Today, we aim to achieve those goals through advocacy, education, and promotion. We have a national advocacy presence in Washington DC where we work with Congress and the Federal agencies to ensure funding, policies and programs are in place to build a more bicycle-friendly America. We run the Bicycle Friendly Community (and Business, University and States) program that recognizes cities for their work but more importantly provides a roadmap or blueprint for becoming much more bike-friendly. On the education side, we run the only national certification program (with curricula and materials) for bike education experts — we currently have around 2,000 active League Cycling Instructors sharing their passion and knowledge for safe cycling with anyone that will listen!

National Bike Challenge

Events like National Bike Month, Bike to Work Day, and the National Bike Challenge fall into the promotion category along with the extraordinary volume and variety of rides that our 900+ affiliated local clubs and advocacy groups put on year-round. The National Bike Challenge has to be the most inspiring way of getting more people riding. Every year we are blown away by the stories of lives transformed by participation in the Challenge. We love it and hope you are signed up and part of the Challenge. And as if that weren’t enough, we are also actively engaged in promoting greater participation by women in bicycling, the bike movement, and the bike industry.

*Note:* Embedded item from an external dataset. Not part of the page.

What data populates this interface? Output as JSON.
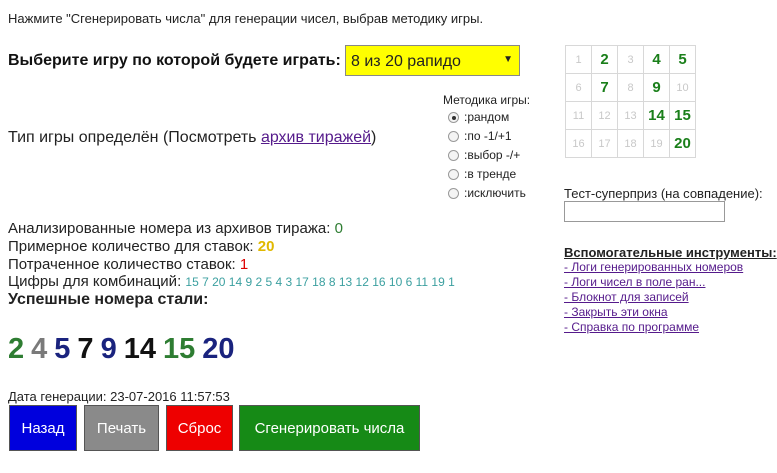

May is Bike Month

What actions can I take locally to make the experience of cycling better in my community?

In each of those areas, there are ways for individual cyclists and local organizations to plug in and take action. You can sign up for action alerts — both national and local “calls to action” when we need the voice of cyclists to be heard — or attend the National Bike Summit each March to be part of the advocacy team. We have scorecards you can use to do a quick analysis of your community or business to determine how bike-friendly they are; every BFC  and BFB application generates specific feedback — we encourage you to join your local advocacy group to get plugged in there. If you can’t stop talking about bikes and bike riding and safety…maybe you need to share that passion with others by becoming an instructor. If you aren’t quite ready for that, the classes those LCIs teach are full of great advice whatever your level of experience.

Having said all that, there are TWO really simple things you can do to make your community more bike friendly. Number one: ride your bike. Number two, write to your Mayor, County Executive or Council member and tell them you care about bicycling and want bicycling to be better. Throw in a couple of specific examples of improvements, and you are on the way!

Will Self-Driving Cars Be Good For Cyclists?

Google Self-Driving Car

Google Self-Driving car recognizes other road users, including cyclists.

In case you’ve missed it, tech giant Google has been working on computer controlled self-driving cars for a few years now, and, as you can see in the video below, they are closer to reality than you might think. Now we know what you’re thinking – this is all well and good for sharing the roads with other cars, but what about relatively small and less predictable cyclists and pedestrians? As cyclists we signal our intentions with hand signals or other gestures, and require much different speeds and distances to be passed safely.  Well, they’ve thought of all of that – their latest technology is smart enough to recognize the needs and behaviors of cyclists, and react accordingly. Check out the video for some of their latest test runs:

While this technology is still in its infancy, we’re excited about the possibilities. If they can work out all of the kinks, then the prospect of having computer-controlled self-driving cars is great news for cyclists. These cars will be programmed to follow the rules of the road without fail, and without distraction. A self-driving car won’t become impatient or take an unnecessary risk to pass, because it will know that a slight delay really won’t make a difference to the overall trip. Occupants of cars will be free to text away or play with the radio, while the car does all of the thinking for them to keep the roads safe for everyone to share and enjoy!

Wordless Wednesday

OLYMPUS DIGITAL CAMERA

Follow

Get every new post delivered to your Inbox.

Join 157 other followers

%d bloggers like this: